Countries revise oil, gas taxes to draw investments: EY
- Clear fiscal policy and competitive tax regime needed to maintain investment and interest in oil and gas projects

Oil producing countries are making oil and gas tax regimes more competitive and attractive to draw more investments, Ernst & Young (EY) said on Wednesday.

Countries rich in oil "are reconsidering how they tax the oil and gas industry in the ongoing oil price volatility," EY said.

Under a concession, an oil and gas company is granted exclusive rights to explore and produce in designated areas and owns all oil and gas production. Additionally, the oil and gas companies typically pay royalties and corporate income tax to governments.

In an effort to pull in more exploration and production investments, some governments moved quicker than others and have benefitted from revising their tax regimes, according to EY.

EY exemplifies tax revision in Mexico.

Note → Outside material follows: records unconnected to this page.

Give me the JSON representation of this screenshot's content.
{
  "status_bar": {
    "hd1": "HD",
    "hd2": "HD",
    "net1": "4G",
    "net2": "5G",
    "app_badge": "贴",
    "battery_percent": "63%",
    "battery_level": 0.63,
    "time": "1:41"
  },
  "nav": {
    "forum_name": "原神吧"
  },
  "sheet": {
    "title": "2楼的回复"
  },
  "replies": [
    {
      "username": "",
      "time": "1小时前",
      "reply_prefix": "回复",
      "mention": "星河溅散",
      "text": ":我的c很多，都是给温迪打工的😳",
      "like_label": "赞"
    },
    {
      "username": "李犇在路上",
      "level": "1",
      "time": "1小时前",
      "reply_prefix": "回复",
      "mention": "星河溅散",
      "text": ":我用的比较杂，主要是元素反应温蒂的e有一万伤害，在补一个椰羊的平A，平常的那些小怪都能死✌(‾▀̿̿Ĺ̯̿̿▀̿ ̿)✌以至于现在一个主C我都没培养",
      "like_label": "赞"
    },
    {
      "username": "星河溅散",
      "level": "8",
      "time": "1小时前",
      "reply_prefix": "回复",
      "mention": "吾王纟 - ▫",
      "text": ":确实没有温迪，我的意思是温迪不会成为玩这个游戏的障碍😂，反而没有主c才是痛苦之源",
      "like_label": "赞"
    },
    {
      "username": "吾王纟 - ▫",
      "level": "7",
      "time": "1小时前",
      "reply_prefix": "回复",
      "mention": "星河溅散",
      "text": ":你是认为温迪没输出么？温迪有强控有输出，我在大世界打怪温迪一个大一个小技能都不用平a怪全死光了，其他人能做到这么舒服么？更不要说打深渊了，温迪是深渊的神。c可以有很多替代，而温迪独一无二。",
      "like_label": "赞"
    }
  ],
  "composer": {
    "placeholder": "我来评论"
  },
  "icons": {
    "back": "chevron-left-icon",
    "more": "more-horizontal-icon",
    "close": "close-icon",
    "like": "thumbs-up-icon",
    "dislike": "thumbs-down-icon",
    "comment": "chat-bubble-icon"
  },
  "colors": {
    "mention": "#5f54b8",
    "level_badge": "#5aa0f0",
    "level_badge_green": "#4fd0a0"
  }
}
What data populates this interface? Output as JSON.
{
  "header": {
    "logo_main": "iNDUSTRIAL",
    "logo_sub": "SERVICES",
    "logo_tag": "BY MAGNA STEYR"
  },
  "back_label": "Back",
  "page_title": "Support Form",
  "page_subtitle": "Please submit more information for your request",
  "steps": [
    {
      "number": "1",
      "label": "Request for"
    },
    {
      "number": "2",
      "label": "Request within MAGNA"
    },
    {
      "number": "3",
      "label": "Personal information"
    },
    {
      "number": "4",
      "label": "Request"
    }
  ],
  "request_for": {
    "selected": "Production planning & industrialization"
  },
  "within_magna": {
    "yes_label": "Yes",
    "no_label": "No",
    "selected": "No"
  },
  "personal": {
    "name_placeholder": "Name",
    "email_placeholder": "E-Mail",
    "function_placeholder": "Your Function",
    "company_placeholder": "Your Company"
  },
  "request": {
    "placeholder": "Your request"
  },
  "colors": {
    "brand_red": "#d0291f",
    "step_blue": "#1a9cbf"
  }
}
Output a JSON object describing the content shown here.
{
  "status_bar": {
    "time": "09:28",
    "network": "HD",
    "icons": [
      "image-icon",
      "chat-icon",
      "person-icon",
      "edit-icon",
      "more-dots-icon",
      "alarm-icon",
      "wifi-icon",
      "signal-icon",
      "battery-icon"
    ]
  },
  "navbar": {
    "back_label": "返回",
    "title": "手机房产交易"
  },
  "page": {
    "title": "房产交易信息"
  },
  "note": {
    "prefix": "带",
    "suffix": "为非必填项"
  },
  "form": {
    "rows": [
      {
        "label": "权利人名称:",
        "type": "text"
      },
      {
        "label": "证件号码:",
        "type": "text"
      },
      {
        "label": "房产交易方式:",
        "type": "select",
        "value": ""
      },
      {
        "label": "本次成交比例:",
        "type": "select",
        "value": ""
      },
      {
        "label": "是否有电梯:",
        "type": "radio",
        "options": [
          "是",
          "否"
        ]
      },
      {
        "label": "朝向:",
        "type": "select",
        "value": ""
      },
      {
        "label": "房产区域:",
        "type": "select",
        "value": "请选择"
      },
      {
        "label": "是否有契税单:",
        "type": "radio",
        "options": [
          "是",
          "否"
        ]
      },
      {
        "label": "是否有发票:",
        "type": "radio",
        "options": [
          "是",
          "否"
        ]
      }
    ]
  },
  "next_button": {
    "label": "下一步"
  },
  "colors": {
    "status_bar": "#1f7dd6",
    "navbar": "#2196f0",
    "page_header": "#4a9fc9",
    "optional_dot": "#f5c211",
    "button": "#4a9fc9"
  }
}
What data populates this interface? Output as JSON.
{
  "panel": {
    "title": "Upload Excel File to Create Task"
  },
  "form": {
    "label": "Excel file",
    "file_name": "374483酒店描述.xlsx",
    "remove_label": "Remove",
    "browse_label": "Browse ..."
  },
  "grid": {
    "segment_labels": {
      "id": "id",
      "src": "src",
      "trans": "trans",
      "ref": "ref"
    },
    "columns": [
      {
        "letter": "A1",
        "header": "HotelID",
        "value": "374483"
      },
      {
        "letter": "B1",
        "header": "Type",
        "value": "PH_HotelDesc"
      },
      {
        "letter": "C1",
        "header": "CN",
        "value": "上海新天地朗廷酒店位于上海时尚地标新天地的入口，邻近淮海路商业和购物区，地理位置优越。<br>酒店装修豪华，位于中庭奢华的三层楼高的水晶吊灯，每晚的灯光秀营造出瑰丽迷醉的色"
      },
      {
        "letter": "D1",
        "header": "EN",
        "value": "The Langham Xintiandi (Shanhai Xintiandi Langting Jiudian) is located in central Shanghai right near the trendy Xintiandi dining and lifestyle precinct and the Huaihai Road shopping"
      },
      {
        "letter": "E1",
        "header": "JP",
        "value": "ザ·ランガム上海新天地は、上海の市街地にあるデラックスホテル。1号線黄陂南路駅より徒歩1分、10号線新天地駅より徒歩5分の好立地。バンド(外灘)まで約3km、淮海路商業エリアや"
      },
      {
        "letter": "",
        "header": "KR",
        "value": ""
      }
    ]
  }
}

The Mexican government recently addressed feedback from companies bidding for oil and gas blocks as part of their ongoing energy reform and made modifications to the fiscal and economic terms of license and production sharing contracts to enhance attractiveness, EY said.

Moreover, Saudi Arabia issued a law "to reduce the corporate income tax rate from 85 percent to 50 percent for upstream oil and hydrocarbon producing companies, which could set a new benchmark for attracting foreign investors that, for many countries, may not be easy to meet," EY said.

Major resource-rich countries in the Middle East and Asia-Pacific are pursuing a similar agenda, according to EY.

"Forward-thinking governments review and revise their regimes continually, but with the sustained lower price environment, along with other basin challenges, governments are looking to quicken regime change," EY said.

Lower oil and gas prices mean unconventional and difficult-to-recover projects as well as many conventional oil and gas projects have become marginal.

"Keeping projects economically viable will require some countries to impose new incentives or make adjustments to existing regimes," EY suggested.

EY underlined that a balance is needed to create the right conditions for the industry to provide incentives for fossil fuel projects.

"Tax-take remains one of the top considerations for oil and gas investors. Maintaining investment and interest in oil and gas projects in any country requires a clear fiscal policy and a tax regime that provides competitive returns to investors," said Alexey Kondrashov, EY oil and gas tax leader.

By Zeynep Beyza Kilic

Anadolu Agency



02 Aug,2017